The Vitiligo Patient Journey - Episode 5
Heather Woolery-Lloyd, MD, and Ted Lain, MD, discuss the mechanism of action and efficacy of ruxolitinib cream in the treatment of vitiligo.
Heather Woolery-Lloyd, MD: Topical ruxolitinib cream is FDA-approved for nonsegmental vitiligo. How does the product work?
Ted Lain, MD: It is a topical JAK [Janus kinase] inhibitor. JAK inhibitors are intracellular small molecule medications. They work inside the cell to block the effects of interferon on the keratinocyte or on the melanocyte. By blocking the effects of the JAK, which is attached to the receptor on which the interferon binds, you can block the downstream effects, which stops the phosphorylation of the JAK, stops stack phosphorylation, and, therefore, blocks any kind of transcription of and the production of inflammatory cytokines. It binds to the JAK enzyme, which, at its core, stops the production of inflammatory cytokines and, therefore, destruction of the melanocytes is halted.
Heather Woolery-Lloyd, MD: It works inside of the cell and stops that signal to produce all of those inflammatory cytokines that are driving this disease. Based on the clinical trial findings, and in your experience and practice, how does the repigmentation with ruxolitinib cream compare to other treatments for vitiligo?
Ted Lain, MD: There are no head-to-head trials yet. In fact, there are very few trials for vitiligo since nothing is FDA-approved. We look at week 24 in terms of the primary efficacy outcome for the ruxolitinib trials against the 6-month end point. That compares very favorably to anything else we do where you only see results 3 to 6 months after you have initiated the therapy.
Heather Woolery-Lloyd, MD: Patience is key when it comes to vitiligo because it takes so long to repigment. If you are already using ruxolitinib in your practice, how do you choose the right patient? Do you do monotherapy or combination therapy? How do you approach a patient when you decide topical ruxolitinib is a good treatment option?
Ted Lain, MD: First, we look inside the patches of vitiligo and make sure that there are dark hairs there. Because if there is pure leukotrichia, which means only white hair, there is no target for the ruxolitinib. If the stem cells aren’t there, you are not going to get the pigmentation that you need. So, focusing on the hair in those hair-bearing areas is important. The other thing to think about is the difference in response across the body. Areas with a higher density in hair follicles have a higher target for that treatment to work on and will repigment faster. So, the face will repigment faster, for example, than the wrists, knees, or elbows.
You also have to think about areas of trauma, such as the hands, elbows, and knees. Unfortunately, trauma plays a part in vitiligo, so you also need to educate your patient in terms of where they have the vitiligo and how different areas may repigment at different rates.

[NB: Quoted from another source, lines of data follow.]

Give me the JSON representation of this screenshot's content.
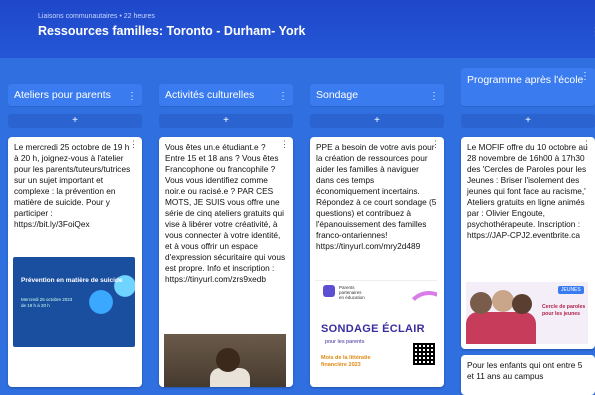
{
  "header": {
    "meta": "Liaisons communautaires • 22 heures",
    "title": "Ressources familles: Toronto - Durham- York"
  },
  "columns": [
    {
      "title": "Ateliers pour parents",
      "add": "+",
      "card": {
        "text": "Le mercredi 25 octobre de 19 h à 20 h, joignez-vous à l'atelier pour les parents/tuteurs/tutrices sur un sujet important et complexe : la prévention en matière de suicide. Pour y participer :\nhttps://bit.ly/3FoiQex",
        "image_title": "Prévention en matière de suicide",
        "image_sub": "Mercredi 25 octobre 2023\nde 19 h à 20 h"
      }
    },
    {
      "title": "Activités culturelles",
      "add": "+",
      "card": {
        "text": "Vous êtes un.e étudiant.e ? Entre 15 et 18 ans ? Vous êtes Francophone ou francophile ? Vous vous identifiez comme noir.e ou racisé.e ? PAR CES MOTS, JE SUIS vous offre une série de cinq ateliers gratuits qui vise à libérer votre créativité, à vous connecter à votre identité, et à vous offrir un espace d'expression sécuritaire qui vous est propre. Info et inscription :\nhttps://tinyurl.com/zrs9xedb"
      }
    },
    {
      "title": "Sondage",
      "add": "+",
      "card": {
        "text": "PPE a besoin de votre avis pour la création de ressources pour aider les familles à naviguer dans ces temps économiquement incertains. Répondez à ce court sondage (5 questions) et contribuez à l'épanouissement des familles franco-ontariennes!\nhttps://tinyurl.com/mry2d489",
        "logo_text": "Parents\npartenaires\nen éducation",
        "image_title": "SONDAGE ÉCLAIR",
        "image_sub": "pour les parents",
        "image_footer": "Mois de la littératie\nfinancière 2023"
      }
    },
    {
      "title": "Programme après l'école",
      "add": "+",
      "card": {
        "text": "Le MOFIF offre du 10 octobre au 28 novembre de 16h00 à 17h30 des 'Cercles de Paroles pour les Jeunes : Briser l'isolement des jeunes qui font face au racisme,' Ateliers gratuits en ligne animés par : Olivier Engoute, psychothérapeute. Inscription : https://JAP-CPJ2.eventbrite.ca",
        "badge": "JEUNES",
        "image_title": "Cercle de paroles\npour les jeunes"
      },
      "card2": {
        "text": "Pour les enfants qui ont entre 5 et 11 ans au campus"
      }
    }
  ]
}
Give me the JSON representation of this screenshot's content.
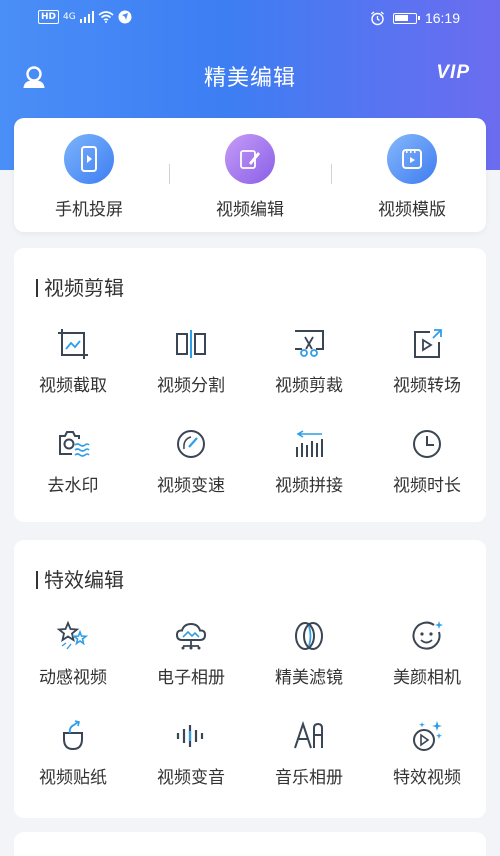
{
  "status_bar": {
    "hd": "HD",
    "network": "4G",
    "time": "16:19"
  },
  "header": {
    "title": "精美编辑",
    "vip": "VIP"
  },
  "quick_actions": [
    {
      "label": "手机投屏",
      "icon": "phone-cast-icon",
      "color": "#4f8ef2"
    },
    {
      "label": "视频编辑",
      "icon": "pencil-icon",
      "color": "#8a5fe8"
    },
    {
      "label": "视频模版",
      "icon": "video-template-icon",
      "color": "#3e7cf0"
    }
  ],
  "sections": [
    {
      "title": "视频剪辑",
      "items": [
        {
          "label": "视频截取",
          "icon": "crop-image-icon"
        },
        {
          "label": "视频分割",
          "icon": "split-icon"
        },
        {
          "label": "视频剪裁",
          "icon": "scissors-icon"
        },
        {
          "label": "视频转场",
          "icon": "transition-icon"
        },
        {
          "label": "去水印",
          "icon": "camera-watermark-icon"
        },
        {
          "label": "视频变速",
          "icon": "speedometer-icon"
        },
        {
          "label": "视频拼接",
          "icon": "join-bars-icon"
        },
        {
          "label": "视频时长",
          "icon": "clock-icon"
        }
      ]
    },
    {
      "title": "特效编辑",
      "items": [
        {
          "label": "动感视频",
          "icon": "stars-icon"
        },
        {
          "label": "电子相册",
          "icon": "cloud-album-icon"
        },
        {
          "label": "精美滤镜",
          "icon": "filter-rings-icon"
        },
        {
          "label": "美颜相机",
          "icon": "smile-face-icon"
        },
        {
          "label": "视频贴纸",
          "icon": "sticker-icon"
        },
        {
          "label": "视频变音",
          "icon": "soundwave-icon"
        },
        {
          "label": "音乐相册",
          "icon": "text-ai-icon"
        },
        {
          "label": "特效视频",
          "icon": "sparkle-play-icon"
        }
      ]
    }
  ],
  "colors": {
    "accent": "#3d7ef3",
    "icon_stroke": "#3b4654",
    "icon_accent": "#2f9ee8"
  }
}
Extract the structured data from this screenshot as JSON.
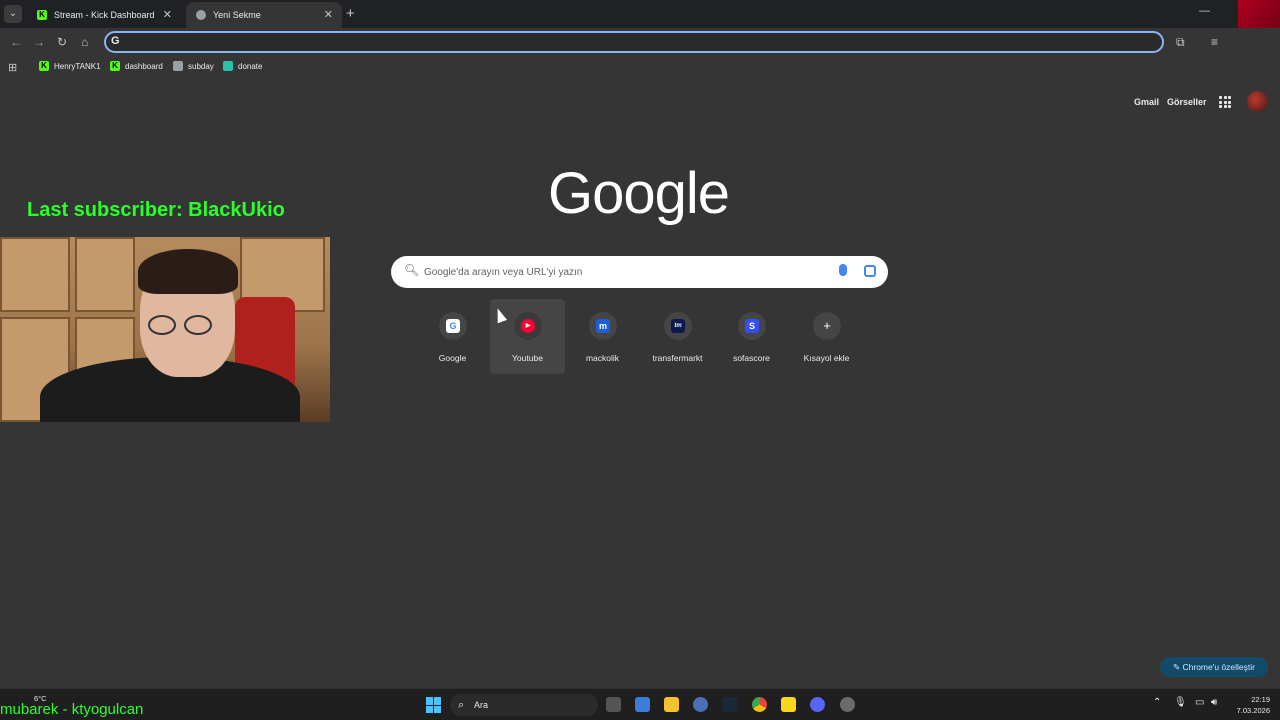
{
  "browser": {
    "tabs": [
      {
        "title": "Stream - Kick Dashboard",
        "active": false,
        "favicon": "kick-icon"
      },
      {
        "title": "Yeni Sekme",
        "active": true,
        "favicon": "chrome-icon"
      }
    ],
    "omnibox": {
      "value": "",
      "placeholder": ""
    },
    "bookmarks": [
      {
        "label": "HenryTANK1",
        "icon": "kick-icon"
      },
      {
        "label": "dashboard",
        "icon": "kick-icon"
      },
      {
        "label": "subday",
        "icon": "grid-icon"
      },
      {
        "label": "donate",
        "icon": "donate-icon"
      }
    ]
  },
  "google": {
    "header_links": {
      "gmail": "Gmail",
      "images": "Görseller"
    },
    "logo_text": "Google",
    "search_placeholder": "Google'da arayın veya URL'yi yazın",
    "shortcuts": [
      {
        "label": "Google",
        "icon": "google-icon",
        "letter": "G",
        "color": "#ffffff"
      },
      {
        "label": "Youtube",
        "icon": "youtube-icon",
        "letter": "▶",
        "color": "#ff0033"
      },
      {
        "label": "mackolik",
        "icon": "mackolik-icon",
        "letter": "m",
        "color": "#1f5fd6"
      },
      {
        "label": "transfermarkt",
        "icon": "transfermarkt-icon",
        "letter": "tm",
        "color": "#0a1a4f"
      },
      {
        "label": "sofascore",
        "icon": "sofascore-icon",
        "letter": "S",
        "color": "#374df5"
      },
      {
        "label": "Kısayol ekle",
        "icon": "plus-icon",
        "letter": "+",
        "color": "#454545"
      }
    ],
    "customize_label": "Chrome'u özelleştir"
  },
  "overlay": {
    "last_subscriber": "Last subscriber: BlackUkio",
    "bottom_ticker": "mubarek - ktyogulcan"
  },
  "taskbar": {
    "search_label": "Ara",
    "weather": "6°C",
    "time": "22:19",
    "date": "7.03.2026"
  },
  "colors": {
    "accent": "#8ab4f8",
    "overlay_green": "#2bff2b",
    "page_bg": "#353535"
  }
}
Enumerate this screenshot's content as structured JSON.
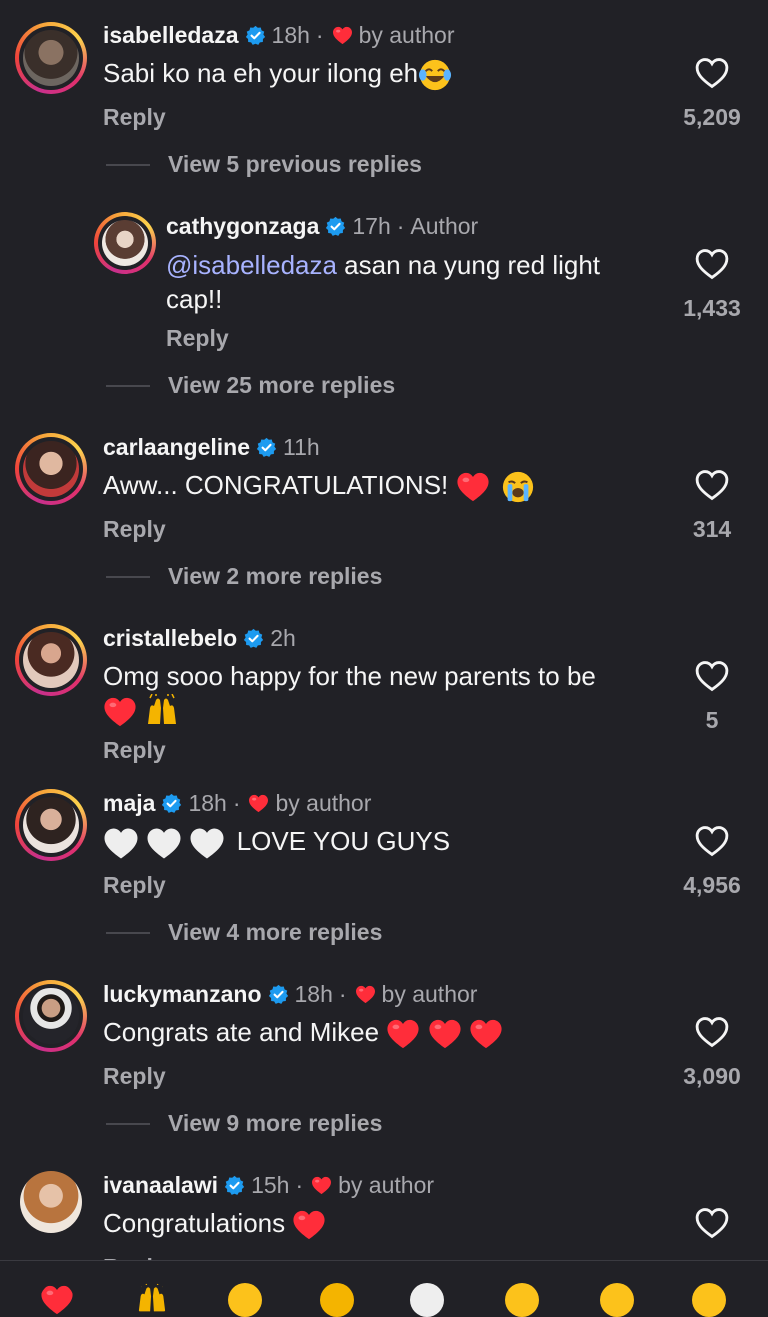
{
  "colors": {
    "background": "#212126",
    "primary_text": "#f5f5f5",
    "secondary_text": "#a8a8ad",
    "mention": "#a8b3ff",
    "verified_blue": "#1d9bf0",
    "heart_red": "#ff2d3a"
  },
  "comments": [
    {
      "username": "isabelledaza",
      "time": "18h",
      "separator": "·",
      "author_liked": "by author",
      "text": "Sabi ko na eh your ilong eh",
      "emoji": "joy-emoji",
      "reply_label": "Reply",
      "likes": "5,209",
      "view_replies": "View 5 previous replies"
    },
    {
      "username": "cathygonzaga",
      "time": "17h",
      "separator": "·",
      "author_tag": "Author",
      "mention": "@isabelledaza",
      "text_line1": " asan na yung red light",
      "text_line2": "cap!!",
      "reply_label": "Reply",
      "likes": "1,433",
      "view_replies": "View 25 more replies"
    },
    {
      "username": "carlaangeline",
      "time": "11h",
      "text": "Aww... CONGRATULATIONS! ",
      "emoji": "red-heart-and-crying-emoji",
      "reply_label": "Reply",
      "likes": "314",
      "view_replies": "View 2 more replies"
    },
    {
      "username": "cristallebelo",
      "time": "2h",
      "text_line1": "Omg sooo happy for the new parents to be",
      "emoji": "red-heart-and-raised-hands-emoji",
      "reply_label": "Reply",
      "likes": "5"
    },
    {
      "username": "maja",
      "time": "18h",
      "separator": "·",
      "author_liked": "by author",
      "text": "LOVE YOU GUYS",
      "emoji": "white-hearts-emoji",
      "reply_label": "Reply",
      "likes": "4,956",
      "view_replies": "View 4 more replies"
    },
    {
      "username": "luckymanzano",
      "time": "18h",
      "separator": "·",
      "author_liked": "by author",
      "text": "Congrats ate and Mikee ",
      "emoji": "three-red-hearts-emoji",
      "reply_label": "Reply",
      "likes": "3,090",
      "view_replies": "View 9 more replies"
    },
    {
      "username": "ivanaalawi",
      "time": "15h",
      "separator": "·",
      "author_liked": "by author",
      "text": "Congratulations ",
      "emoji": "red-heart-emoji",
      "reply_label": "Reply"
    }
  ],
  "bottom_bar": {
    "emojis": [
      "red-heart-emoji",
      "raised-hands-emoji",
      "fire-emoji",
      "clap-emoji",
      "crying-emoji",
      "heart-eyes-emoji",
      "open-mouth-emoji",
      "joy-emoji"
    ]
  }
}
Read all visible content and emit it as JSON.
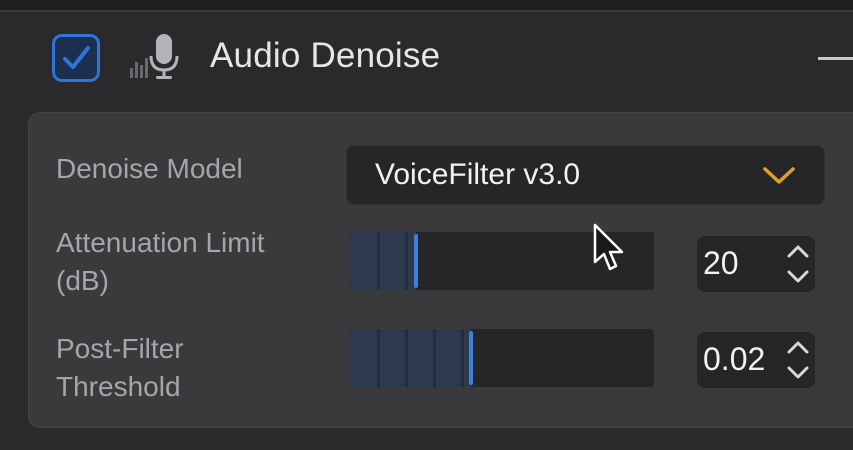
{
  "header": {
    "enabled": true,
    "title": "Audio Denoise",
    "icons": {
      "checkbox": "checkbox-checked-icon",
      "filter": "microphone-levels-icon",
      "collapse": "collapse-minus-icon"
    }
  },
  "settings": {
    "model": {
      "label": "Denoise Model",
      "value": "VoiceFilter v3.0",
      "icon": "chevron-down-icon"
    },
    "attenuation": {
      "label_line1": "Attenuation Limit",
      "label_line2": "(dB)",
      "value": "20",
      "slider_fraction": 0.22
    },
    "post_filter": {
      "label_line1": "Post-Filter",
      "label_line2": "Threshold",
      "value": "0.02",
      "slider_fraction": 0.4
    }
  },
  "colors": {
    "accent": "#3e7fe0",
    "chevron": "#e0a020",
    "panel": "#3a3a3d",
    "field": "#262628"
  }
}
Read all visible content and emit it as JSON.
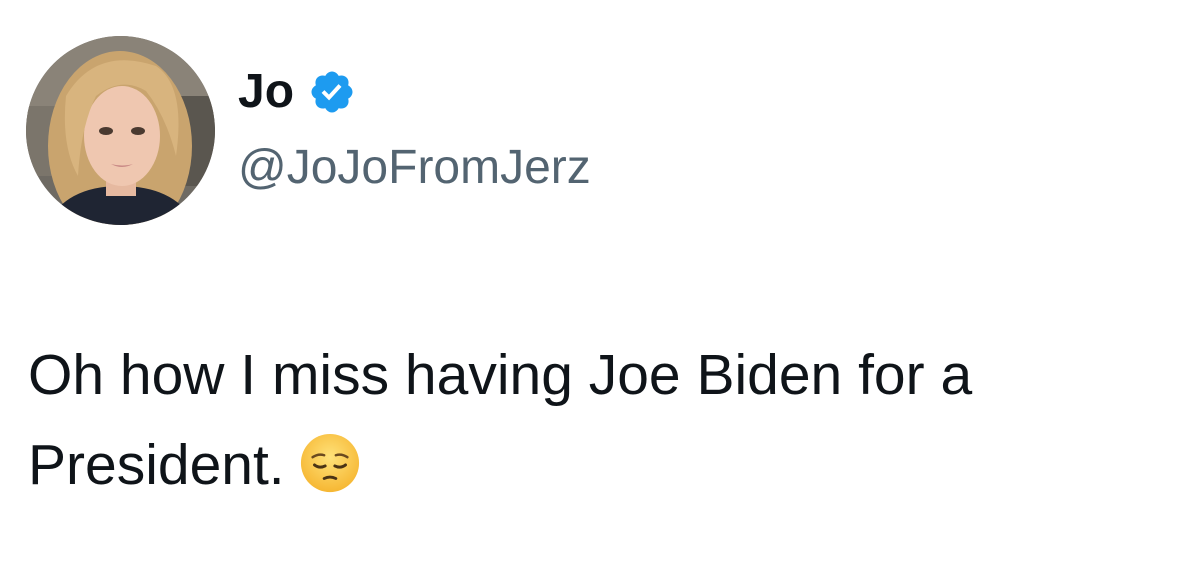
{
  "tweet": {
    "author": {
      "display_name": "Jo",
      "handle": "@JoJoFromJerz",
      "verified": true,
      "avatar_icon": "profile-photo"
    },
    "text": "Oh how I miss having Joe Biden for a President.",
    "emoji": "pensive-face-icon"
  },
  "colors": {
    "text_primary": "#0f1419",
    "text_secondary": "#536471",
    "verified_blue": "#1d9bf0",
    "background": "#ffffff"
  }
}
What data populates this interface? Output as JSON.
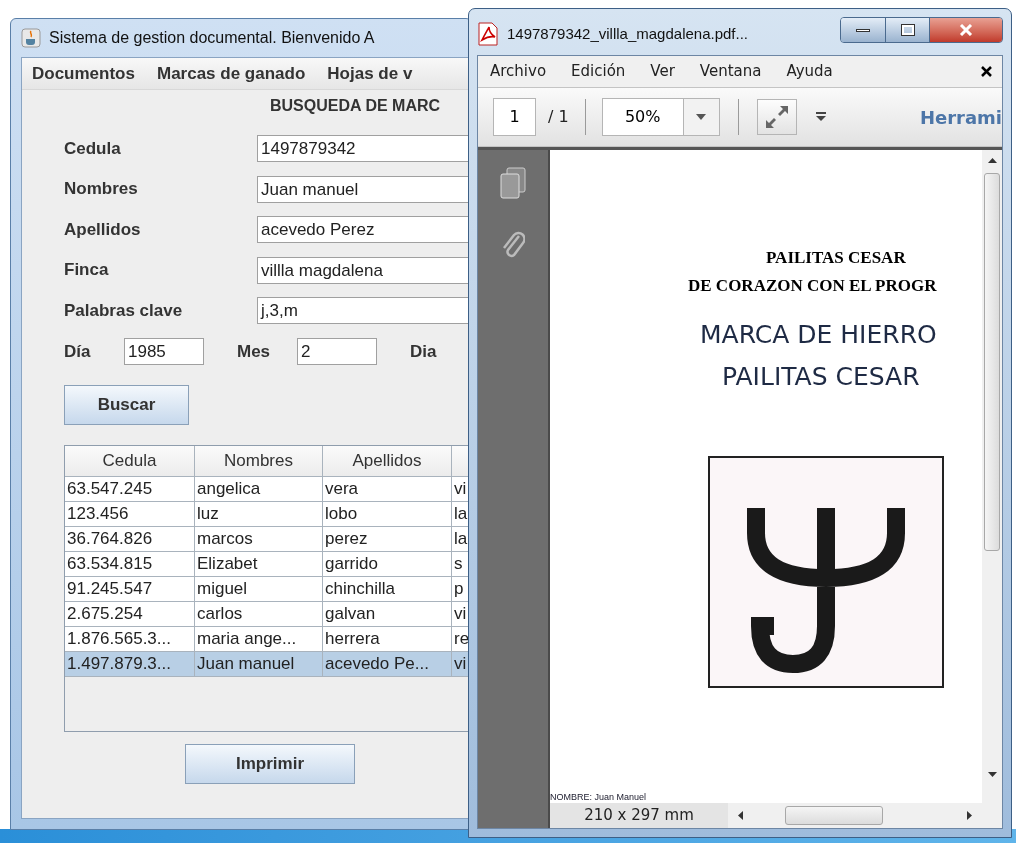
{
  "main_window": {
    "title": "Sistema de gestion documental. Bienvenido A",
    "menu": [
      "Documentos",
      "Marcas de ganado",
      "Hojas de v"
    ],
    "heading": "BUSQUEDA DE MARC",
    "fields": [
      {
        "label": "Cedula",
        "value": "1497879342"
      },
      {
        "label": "Nombres",
        "value": "Juan manuel"
      },
      {
        "label": "Apellidos",
        "value": "acevedo Perez"
      },
      {
        "label": "Finca",
        "value": "villla magdalena"
      },
      {
        "label": "Palabras clave",
        "value": "j,3,m"
      }
    ],
    "date_fields": [
      {
        "label": "Día",
        "value": "1985"
      },
      {
        "label": "Mes",
        "value": "2"
      },
      {
        "label": "Dia"
      }
    ],
    "search_button": "Buscar",
    "table": {
      "columns": [
        "Cedula",
        "Nombres",
        "Apellidos"
      ],
      "rows": [
        {
          "cells": [
            "63.547.245",
            "angelica",
            "vera",
            "vi"
          ],
          "selected": false
        },
        {
          "cells": [
            "123.456",
            "luz",
            "lobo",
            "la"
          ],
          "selected": false
        },
        {
          "cells": [
            "36.764.826",
            "marcos",
            "perez",
            "la"
          ],
          "selected": false
        },
        {
          "cells": [
            "63.534.815",
            "Elizabet",
            "garrido",
            "s"
          ],
          "selected": false
        },
        {
          "cells": [
            "91.245.547",
            "miguel",
            "chinchilla",
            "p"
          ],
          "selected": false
        },
        {
          "cells": [
            "2.675.254",
            "carlos",
            "galvan",
            "vi"
          ],
          "selected": false
        },
        {
          "cells": [
            "1.876.565.3...",
            "maria ange...",
            "herrera",
            "re"
          ],
          "selected": false
        },
        {
          "cells": [
            "1.497.879.3...",
            "Juan manuel",
            "acevedo Pe...",
            "vi"
          ],
          "selected": true
        }
      ]
    },
    "print_button": "Imprimir"
  },
  "pdf_window": {
    "title": "1497879342_villla_magdalena.pdf...",
    "menu": [
      "Archivo",
      "Edición",
      "Ver",
      "Ventana",
      "Ayuda"
    ],
    "toolbar": {
      "page": "1",
      "page_total": "/ 1",
      "zoom": "50%",
      "tools": "Herrami"
    },
    "document": {
      "lines": [
        {
          "kind": "banner",
          "text": "PAILITAS CESAR"
        },
        {
          "kind": "banner",
          "text": "DE CORAZON CON EL PROGR"
        },
        {
          "kind": "title",
          "text": "MARCA DE HIERRO"
        },
        {
          "kind": "title",
          "text": "PAILITAS CESAR"
        }
      ],
      "footer": "NOMBRE: Juan Manuel"
    },
    "page_size": "210 x 297 mm"
  }
}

In terms of my treatment options, I tend to prescribe polytherapy. I do not use monotherapy, as we do in the trials, because I want things to get better quickly, and I have different options. I use a lot of narrow-band [ultraviolet B phototherapy] and excimer with my vitiligo patients. Now with the ruxolitinib, I will combine those 2. I might cycle on and off, either systemically pulse methylprednisolone, for example or pulse strong steroids, depending on where it is on the body. It depends on the patient and the location of the vitiligo.
Heather Woolery-Lloyd, MD: Topical ruxolitinib is approved for up to 10% body surface area. What do you do in those patients who have more than 10% of their body surface area affected?
Ted Lain, MD: I can prescribe the ruxolitinib for those areas that are more cosmetically appropriate, where I want to try my very best to get the pigment to come back. So, the face, the neck, the décolleté area, and the hands. I can use topical calcineurin inhibitors, topical corticosteroids, or narrow-band phototherapy elsewhere. If it’s a lot of body surface area involved, I may try a systemic JAK inhibitor because none of those are available for atopic dermatitis. Many of them are in trials right now for vitiligo. And I feel comfortable with them based on my experience with A&D [acquisition and development] and based on my experience with clinical trials.
Heather Woolery-Lloyd, MD: I do the same thing in my practice. I focus on the areas that the patient’s most concerned about that we are most likely to get the best response, like the face, for example. I practice in a very sunny climate, so repigmentation is a little bit easier.
Transcript edited for clarity